.

Skynyrd Bassist Dies

Founding member Leon Wilkeson dead at forty-nine

July 30, 2001 12:00 AM ET

Lynyrd Skynyrd bass player Leon Wilkeson died in his sleep on July 28th in a Ponte Vedra Beach, Florida hotel room, where he was taking a break from the group's current tour; he was forty-nine. The cause of death is not yet known, but the band's management considered Wilkeson to have been in good health.

The band was originally founded in Jacksonville, Florida in 1965 by high school friends Ronnie Van Zant (vocals), Allen Collins (guitar) and Gary Rossington (guitar) under the name My Backyard. Shortly after, Wilkenson and keyboardist Billy Powell joined and the band changed its name to Lynyrd Skynyrd in mock tribute to their gym teacher Leonard Skinner, who disliked longhaired students. Lynyrd Skynyrd went on to become the definitive Southern Rock band, blending rock, blues and country to create some of the genre's most enduring hits, including "Free Bird," "Sweet Home Alabama" and "Gimme Three Steps."

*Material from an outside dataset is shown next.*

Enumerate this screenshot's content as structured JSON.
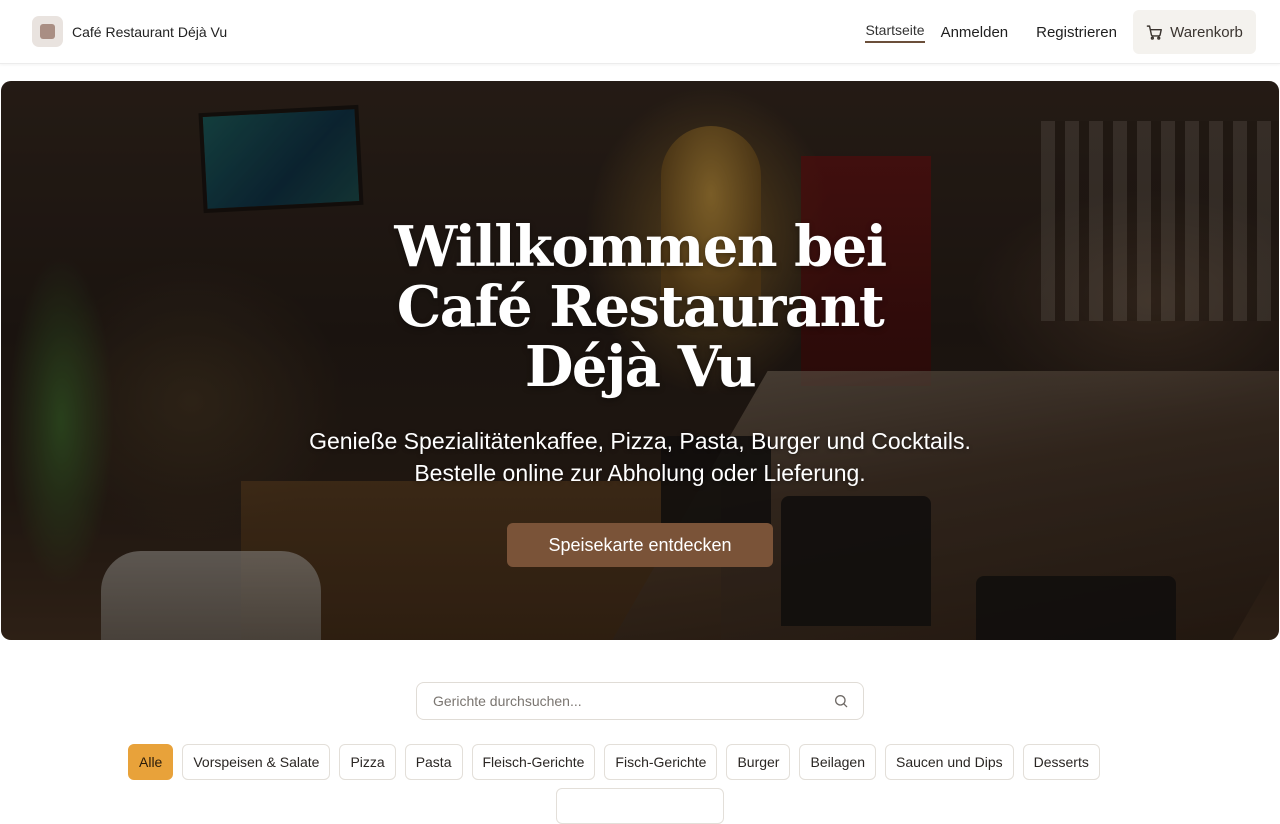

On October 20, 1977, just before the band released their fifth record, Street Survivors, their chartered plane crashed killing Van Zant, recently recruited guitarist Steve Gaines and his sister, backing vocalist Cassie Gaines. Wilkeson was one of the survivors, but the group disbanded shortly after. In 1987, Rossington, Powell and Wilkeson -- along with guitarist Ed King, who joined the group after their 1973 debut was recorded -- reunited Lynyrd Skynyrd, adding vocalist Johnny Van Zant, Ronnie's brother, and guitarist Randall Hall. Since then, the band, which has experienced lineup changes since, has toured frequently and recorded several albums.

"I never get tired [of playing the old songs]," Wilkeson said during the band's 1999 tour. "That's the baffling thing. I could play that music forever. I'm a Skynyrd fan as well as a player."

Wilkeson's death leaves the group's future in doubt. According to a legal agreement with Ronnie Van Zant's widow, Judy Van Zant-Jenness, Lynyrd Skynyrd must contain three original members to retain legal rights to the name. With Wilkeson's death, only Powell and Rossington remain from the group's original lineup. However, while several of the band's current dates (up to August 7th) have been cancelled, the band plans to continue the tour.

A memorial service, open to the public, will be held for Wilkeson on August 1st at 11:00 a.m. at the Evergreen Cemetery in Jacksonville. In lieu of flowers, the family requests that memorial contributions be made to the Musician's Assistance Program (MAP), an organization that provides drug and alcohol treatment for musicians regardless of their financial situation. For more information on how to donate, go to www.map2000.org.

To read the new issue of Rolling Stone online, plus the entire RS archive: Click Here

prev
Music Main Next
Daily Newsletter

Get the latest RS news in your inbox.

Sign up to receive the Rolling Stone newsletter and special offers from RS and its
marketing partners.

X

We may use your e-mail address to send you the newsletter and offers that may interest you, on behalf of Rolling Stone and its partners. For more information please read our Privacy Policy.

Song Stories

“Road to Nowhere”

Talking Heads | 1985

A cappella harmonies give way to an a fuller arrangement blending pop and electro-disco on "Road to Nowhere," but the theme remains constant: We're on an eternal journey to an undefined destination. The song vaulted back into the news a quarter century after it was a hit when Gov. Charlie Crist used it in his unsuccessful 2010 campaign for the U.S. Senate in Florida. "It's this little ditty about how there's no order and no plan and no scheme to life and death and it doesn't mean anything, but it's all right," Byrne said with a chuckle.

More Song Stories entries »
 
www.expandtheroom.com